Exercise>
Would you repeat the entries beneath, with nothing changed?

Recorded data Block Start

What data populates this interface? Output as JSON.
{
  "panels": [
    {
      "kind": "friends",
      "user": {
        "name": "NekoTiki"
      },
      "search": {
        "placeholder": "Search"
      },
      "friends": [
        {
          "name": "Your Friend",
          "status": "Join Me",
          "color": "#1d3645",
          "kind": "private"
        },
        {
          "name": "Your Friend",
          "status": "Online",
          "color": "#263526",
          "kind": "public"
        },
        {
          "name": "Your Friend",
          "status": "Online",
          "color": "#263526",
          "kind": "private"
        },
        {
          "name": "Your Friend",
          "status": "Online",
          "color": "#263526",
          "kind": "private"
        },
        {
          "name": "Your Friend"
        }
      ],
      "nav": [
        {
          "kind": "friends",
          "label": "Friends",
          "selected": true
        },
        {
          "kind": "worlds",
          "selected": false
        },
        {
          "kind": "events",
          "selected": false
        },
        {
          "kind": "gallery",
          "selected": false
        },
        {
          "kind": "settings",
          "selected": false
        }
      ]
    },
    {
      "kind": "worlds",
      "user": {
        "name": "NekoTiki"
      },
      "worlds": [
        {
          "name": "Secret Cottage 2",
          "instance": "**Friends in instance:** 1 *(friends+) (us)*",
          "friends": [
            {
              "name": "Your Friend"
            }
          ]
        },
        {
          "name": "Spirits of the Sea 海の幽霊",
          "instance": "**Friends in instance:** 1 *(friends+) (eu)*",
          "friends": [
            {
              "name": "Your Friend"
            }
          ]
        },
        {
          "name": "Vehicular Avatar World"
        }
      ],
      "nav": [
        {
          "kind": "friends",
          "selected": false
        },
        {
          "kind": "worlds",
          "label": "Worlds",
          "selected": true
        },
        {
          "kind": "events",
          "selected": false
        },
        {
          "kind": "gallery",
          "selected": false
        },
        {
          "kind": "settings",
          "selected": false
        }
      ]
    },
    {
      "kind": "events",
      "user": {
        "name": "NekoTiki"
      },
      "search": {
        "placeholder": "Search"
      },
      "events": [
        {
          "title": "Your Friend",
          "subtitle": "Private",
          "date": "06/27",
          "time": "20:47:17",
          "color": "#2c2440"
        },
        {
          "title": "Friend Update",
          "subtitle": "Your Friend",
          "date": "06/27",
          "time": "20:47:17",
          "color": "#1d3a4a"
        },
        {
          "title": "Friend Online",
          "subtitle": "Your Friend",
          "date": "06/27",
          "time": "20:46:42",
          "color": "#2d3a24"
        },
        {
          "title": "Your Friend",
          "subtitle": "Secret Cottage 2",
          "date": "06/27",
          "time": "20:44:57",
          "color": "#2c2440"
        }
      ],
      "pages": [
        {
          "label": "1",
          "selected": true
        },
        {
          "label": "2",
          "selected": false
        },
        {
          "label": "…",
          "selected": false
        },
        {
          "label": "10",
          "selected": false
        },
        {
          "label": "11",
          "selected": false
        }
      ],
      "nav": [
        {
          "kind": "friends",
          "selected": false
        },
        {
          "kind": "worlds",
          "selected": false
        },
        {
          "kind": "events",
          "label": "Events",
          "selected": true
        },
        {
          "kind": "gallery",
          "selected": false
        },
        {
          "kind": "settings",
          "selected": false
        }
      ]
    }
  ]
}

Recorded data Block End

Answer section>
What data populates this interface? Output as JSON.
{
  "panels": [
    {
      "kind": "friends",
      "user": {
        "name": "NekoTiki"
      },
      "search": {
        "placeholder": "Search"
      },
      "friends": [
        {
          "name": "Your Friend",
          "status": "Join Me",
          "color": "#1d3645",
          "kind": "private"
        },
        {
          "name": "Your Friend",
          "status": "Online",
          "color": "#263526",
          "kind": "public"
        },
        {
          "name": "Your Friend",
          "status": "Online",
          "color": "#263526",
          "kind": "private"
        },
        {
          "name": "Your Friend",
          "status": "Online",
          "color": "#263526",
          "kind": "private"
        },
        {
          "name": "Your Friend"
        }
      ],
      "nav": [
        {
          "kind": "friends",
          "label": "Friends",
          "selected": true
        },
        {
          "kind": "worlds",
          "selected": false
        },
        {
          "kind": "events",
          "selected": false
        },
        {
          "kind": "gallery",
          "selected": false
        },
        {
          "kind": "settings",
          "selected": false
        }
      ]
    },
    {
      "kind": "worlds",
      "user": {
        "name": "NekoTiki"
      },
      "worlds": [
        {
          "name": "Secret Cottage 2",
          "instance": "**Friends in instance:** 1 *(friends+) (us)*",
          "friends": [
            {
              "name": "Your Friend"
            }
          ]
        },
        {
          "name": "Spirits of the Sea 海の幽霊",
          "instance": "**Friends in instance:** 1 *(friends+) (eu)*",
          "friends": [
            {
              "name": "Your Friend"
            }
          ]
        },
        {
          "name": "Vehicular Avatar World"
        }
      ],
      "nav": [
        {
          "kind": "friends",
          "selected": false
        },
        {
          "kind": "worlds",
          "label": "Worlds",
          "selected": true
        },
        {
          "kind": "events",
          "selected": false
        },
        {
          "kind": "gallery",
          "selected": false
        },
        {
          "kind": "settings",
          "selected": false
        }
      ]
    },
    {
      "kind": "events",
      "user": {
        "name": "NekoTiki"
      },
      "search": {
        "placeholder": "Search"
      },
      "events": [
        {
          "title": "Your Friend",
          "subtitle": "Private",
          "date": "06/27",
          "time": "20:47:17",
          "color": "#2c2440"
        },
        {
          "title": "Friend Update",
          "subtitle": "Your Friend",
          "date": "06/27",
          "time": "20:47:17",
          "color": "#1d3a4a"
        },
        {
          "title": "Friend Online",
          "subtitle": "Your Friend",
          "date": "06/27",
          "time": "20:46:42",
          "color": "#2d3a24"
        },
        {
          "title": "Your Friend",
          "subtitle": "Secret Cottage 2",
          "date": "06/27",
          "time": "20:44:57",
          "color": "#2c2440"
        }
      ],
      "pages": [
        {
          "label": "1",
          "selected": true
        },
        {
          "label": "2",
          "selected": false
        },
        {
          "label": "…",
          "selected": false
        },
        {
          "label": "10",
          "selected": false
        },
        {
          "label": "11",
          "selected": false
        }
      ],
      "nav": [
        {
          "kind": "friends",
          "selected": false
        },
        {
          "kind": "worlds",
          "selected": false
        },
        {
          "kind": "events",
          "label": "Events",
          "selected": true
        },
        {
          "kind": "gallery",
          "selected": false
        },
        {
          "kind": "settings",
          "selected": false
        }
      ]
    }
  ]
}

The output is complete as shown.